= Beginning of Section =

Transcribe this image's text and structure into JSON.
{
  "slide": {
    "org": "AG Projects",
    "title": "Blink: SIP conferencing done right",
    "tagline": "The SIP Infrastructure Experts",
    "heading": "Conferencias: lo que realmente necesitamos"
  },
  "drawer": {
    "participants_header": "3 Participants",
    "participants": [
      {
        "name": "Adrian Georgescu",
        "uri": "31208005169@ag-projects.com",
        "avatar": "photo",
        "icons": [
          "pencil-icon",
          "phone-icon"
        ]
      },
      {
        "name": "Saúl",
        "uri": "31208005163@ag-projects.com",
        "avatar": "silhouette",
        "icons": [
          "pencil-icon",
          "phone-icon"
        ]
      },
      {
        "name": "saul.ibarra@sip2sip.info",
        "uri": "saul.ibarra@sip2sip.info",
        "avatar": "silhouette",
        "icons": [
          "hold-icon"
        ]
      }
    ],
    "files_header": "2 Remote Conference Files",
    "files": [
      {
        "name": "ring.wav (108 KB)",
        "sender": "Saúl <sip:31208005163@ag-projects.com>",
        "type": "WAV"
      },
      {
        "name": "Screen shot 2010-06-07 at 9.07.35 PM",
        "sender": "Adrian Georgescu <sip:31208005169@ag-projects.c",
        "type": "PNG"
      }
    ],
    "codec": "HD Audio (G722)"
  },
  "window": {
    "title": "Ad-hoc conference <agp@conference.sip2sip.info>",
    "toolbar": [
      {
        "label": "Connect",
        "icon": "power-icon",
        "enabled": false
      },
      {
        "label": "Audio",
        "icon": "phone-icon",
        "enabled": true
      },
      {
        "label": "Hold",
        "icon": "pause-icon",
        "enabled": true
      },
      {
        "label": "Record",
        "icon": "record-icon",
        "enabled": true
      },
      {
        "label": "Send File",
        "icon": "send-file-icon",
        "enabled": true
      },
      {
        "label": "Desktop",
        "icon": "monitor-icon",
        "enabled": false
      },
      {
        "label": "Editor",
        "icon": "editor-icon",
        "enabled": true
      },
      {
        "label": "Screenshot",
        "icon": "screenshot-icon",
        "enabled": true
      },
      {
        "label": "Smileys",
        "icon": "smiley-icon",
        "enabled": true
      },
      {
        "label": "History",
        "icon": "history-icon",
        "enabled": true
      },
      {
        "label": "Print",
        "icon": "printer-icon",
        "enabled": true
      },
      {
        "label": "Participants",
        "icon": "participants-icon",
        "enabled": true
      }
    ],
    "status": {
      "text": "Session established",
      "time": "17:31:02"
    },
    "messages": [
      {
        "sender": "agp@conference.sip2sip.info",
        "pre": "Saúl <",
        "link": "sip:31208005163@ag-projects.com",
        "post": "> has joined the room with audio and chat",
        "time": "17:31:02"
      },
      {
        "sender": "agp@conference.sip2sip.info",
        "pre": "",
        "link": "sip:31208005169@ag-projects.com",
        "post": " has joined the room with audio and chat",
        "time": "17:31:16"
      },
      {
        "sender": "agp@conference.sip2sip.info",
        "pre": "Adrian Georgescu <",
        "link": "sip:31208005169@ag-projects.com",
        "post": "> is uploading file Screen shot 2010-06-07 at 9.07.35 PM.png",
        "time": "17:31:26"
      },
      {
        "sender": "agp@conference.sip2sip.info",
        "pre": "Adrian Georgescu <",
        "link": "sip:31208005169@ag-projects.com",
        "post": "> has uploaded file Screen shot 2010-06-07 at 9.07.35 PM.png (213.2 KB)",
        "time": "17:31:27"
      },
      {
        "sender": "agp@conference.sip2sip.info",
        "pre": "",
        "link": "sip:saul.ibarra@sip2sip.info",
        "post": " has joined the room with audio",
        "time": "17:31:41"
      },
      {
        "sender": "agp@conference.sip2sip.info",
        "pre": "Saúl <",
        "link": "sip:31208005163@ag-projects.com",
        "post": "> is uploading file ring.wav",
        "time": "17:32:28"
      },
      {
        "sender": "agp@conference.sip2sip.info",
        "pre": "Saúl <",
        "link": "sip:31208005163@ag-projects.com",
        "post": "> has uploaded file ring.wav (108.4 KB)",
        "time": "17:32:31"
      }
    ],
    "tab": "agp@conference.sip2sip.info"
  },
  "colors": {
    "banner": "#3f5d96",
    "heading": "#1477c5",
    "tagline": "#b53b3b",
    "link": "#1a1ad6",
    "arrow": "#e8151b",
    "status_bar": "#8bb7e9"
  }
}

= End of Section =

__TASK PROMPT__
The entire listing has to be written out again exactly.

__PROBLEM SOLUTION__
Transcribe this image's text and structure into JSON.
{
  "slide": {
    "org": "AG Projects",
    "title": "Blink: SIP conferencing done right",
    "tagline": "The SIP Infrastructure Experts",
    "heading": "Conferencias: lo que realmente necesitamos"
  },
  "drawer": {
    "participants_header": "3 Participants",
    "participants": [
      {
        "name": "Adrian Georgescu",
        "uri": "31208005169@ag-projects.com",
        "avatar": "photo",
        "icons": [
          "pencil-icon",
          "phone-icon"
        ]
      },
      {
        "name": "Saúl",
        "uri": "31208005163@ag-projects.com",
        "avatar": "silhouette",
        "icons": [
          "pencil-icon",
          "phone-icon"
        ]
      },
      {
        "name": "saul.ibarra@sip2sip.info",
        "uri": "saul.ibarra@sip2sip.info",
        "avatar": "silhouette",
        "icons": [
          "hold-icon"
        ]
      }
    ],
    "files_header": "2 Remote Conference Files",
    "files": [
      {
        "name": "ring.wav (108 KB)",
        "sender": "Saúl <sip:31208005163@ag-projects.com>",
        "type": "WAV"
      },
      {
        "name": "Screen shot 2010-06-07 at 9.07.35 PM",
        "sender": "Adrian Georgescu <sip:31208005169@ag-projects.c",
        "type": "PNG"
      }
    ],
    "codec": "HD Audio (G722)"
  },
  "window": {
    "title": "Ad-hoc conference <agp@conference.sip2sip.info>",
    "toolbar": [
      {
        "label": "Connect",
        "icon": "power-icon",
        "enabled": false
      },
      {
        "label": "Audio",
        "icon": "phone-icon",
        "enabled": true
      },
      {
        "label": "Hold",
        "icon": "pause-icon",
        "enabled": true
      },
      {
        "label": "Record",
        "icon": "record-icon",
        "enabled": true
      },
      {
        "label": "Send File",
        "icon": "send-file-icon",
        "enabled": true
      },
      {
        "label": "Desktop",
        "icon": "monitor-icon",
        "enabled": false
      },
      {
        "label": "Editor",
        "icon": "editor-icon",
        "enabled": true
      },
      {
        "label": "Screenshot",
        "icon": "screenshot-icon",
        "enabled": true
      },
      {
        "label": "Smileys",
        "icon": "smiley-icon",
        "enabled": true
      },
      {
        "label": "History",
        "icon": "history-icon",
        "enabled": true
      },
      {
        "label": "Print",
        "icon": "printer-icon",
        "enabled": true
      },
      {
        "label": "Participants",
        "icon": "participants-icon",
        "enabled": true
      }
    ],
    "status": {
      "text": "Session established",
      "time": "17:31:02"
    },
    "messages": [
      {
        "sender": "agp@conference.sip2sip.info",
        "pre": "Saúl <",
        "link": "sip:31208005163@ag-projects.com",
        "post": "> has joined the room with audio and chat",
        "time": "17:31:02"
      },
      {
        "sender": "agp@conference.sip2sip.info",
        "pre": "",
        "link": "sip:31208005169@ag-projects.com",
        "post": " has joined the room with audio and chat",
        "time": "17:31:16"
      },
      {
        "sender": "agp@conference.sip2sip.info",
        "pre": "Adrian Georgescu <",
        "link": "sip:31208005169@ag-projects.com",
        "post": "> is uploading file Screen shot 2010-06-07 at 9.07.35 PM.png",
        "time": "17:31:26"
      },
      {
        "sender": "agp@conference.sip2sip.info",
        "pre": "Adrian Georgescu <",
        "link": "sip:31208005169@ag-projects.com",
        "post": "> has uploaded file Screen shot 2010-06-07 at 9.07.35 PM.png (213.2 KB)",
        "time": "17:31:27"
      },
      {
        "sender": "agp@conference.sip2sip.info",
        "pre": "",
        "link": "sip:saul.ibarra@sip2sip.info",
        "post": " has joined the room with audio",
        "time": "17:31:41"
      },
      {
        "sender": "agp@conference.sip2sip.info",
        "pre": "Saúl <",
        "link": "sip:31208005163@ag-projects.com",
        "post": "> is uploading file ring.wav",
        "time": "17:32:28"
      },
      {
        "sender": "agp@conference.sip2sip.info",
        "pre": "Saúl <",
        "link": "sip:31208005163@ag-projects.com",
        "post": "> has uploaded file ring.wav (108.4 KB)",
        "time": "17:32:31"
      }
    ],
    "tab": "agp@conference.sip2sip.info"
  },
  "colors": {
    "banner": "#3f5d96",
    "heading": "#1477c5",
    "tagline": "#b53b3b",
    "link": "#1a1ad6",
    "arrow": "#e8151b",
    "status_bar": "#8bb7e9"
  }
}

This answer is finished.